Jesus’s healing of the leper here tells a lot about Jesus. It was a demonstration of Christ’s divinity and healing. It embodied his radical compassion for the marginalized and his power to redeem the irredeemable. But what could it have meant for the leper?

In Jewish society at the time, identity was bound to the family or the community (e.g. Bartimaeus, son of Timaeus; Simon of Cyrene). To be removed from both, if you had leprosy, was to forfeit that identity; there would be no more descendants, no more temple worship. And to be a leper was a permanent state.

When it comes to this healing then, Jesus was not only demonstrating his awesome divine power as Lord, he offered this man something beyond his old community and past identity. The leper would be offered a different, new community and a new life, an opportunity to be ushered into a new kind of Kingdom with a new kind of Ruler—a new identity.

His entire framework would change.

As life unfolded, God gave me what I needed but not what I prayed for. What I asked for that night was deliverance within my limited middle school world. I wanted newness within a framework of values as I had ordered them. I was asking God for currency in a flawed economy.
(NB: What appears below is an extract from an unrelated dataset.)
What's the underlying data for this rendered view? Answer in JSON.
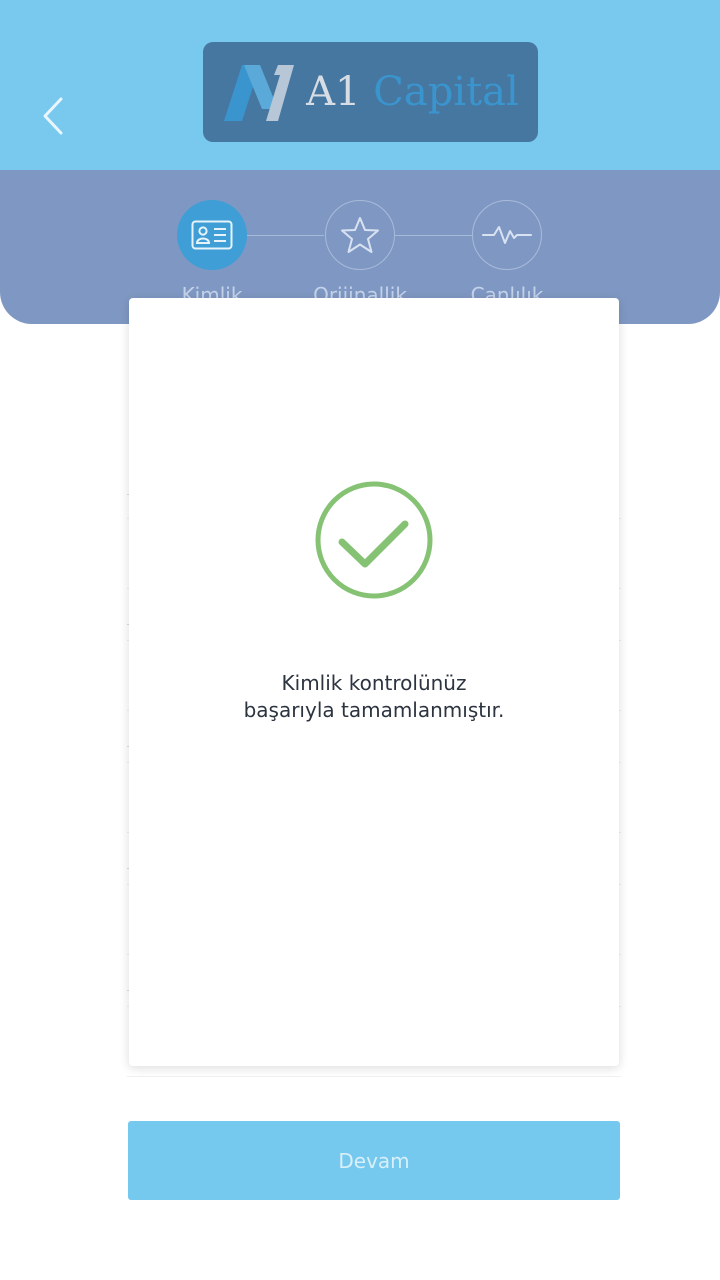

Instead, God began the lifelong process of recasting myself in new light. My ultimate value would not be placed in my appearance or in my esteem in the eyes of others but in the excessive and abundant love of Christ.

Of course, life isn’t now some ineffable testament of joy. I still carry past (and new!) insecurities and I sin magnificently out of them. But at least the world began to regain its freshness and I slowly reclaimed my zeal for it, which I had Jesus to thank for (hence, the tub of holy water).

Today, January 1, 2016, as a self-identified adult, I see how this cycle repeats. This New Year, I’ll pray that Jesus would reveal the Kingdom and Himself to me in new ways, but I’m also terrified that God will upset the more elaborate framework that I kind of need Him to work within now.

As long as God doesn’t disrupt my ambitions, or challenge my comfortable role in ministry, or question my preferences in a relationship, or prod at my unassailable political vision, THEN God is welcome to do something new. Now that I’m grown-up and the affairs of my house are more defined, I’m less inclined to invite God in to rearrange the furniture.

Many Christians will be praying to God to show up or become real in a new way this year. And we should.

But I think if we knew what this truly entailed—that God’s “newness” is not likely to come on our own terms, within our own framework—we probably wouldn’t ask. On the other hand, if we really understood who we are, children desperately wanting for the redeeming transformative grace of God, we would never ask for anything less.

Written by Patrick J

Patrick J

Patrick J. lives in Washington, D.C. and makes coffee sometimes. He is an insufferable fan of Boston sports and his favorite listicle is “The Top Ten Commandments to Follow And Why” by Moses, originally published on stone tablets. You can send cat or hedgehog photos to patrick@perissosblog.org

About Patrick J

Patrick J. lives in Washington, D.C. and makes coffee sometimes. He is an insufferable fan of Boston sports and his favorite listicle is “The Top Ten Commandments to Follow And Why” by Moses, originally published on stone tablets. You can send cat or hedgehog photos to patrick@perissosblog.org

Comments are closed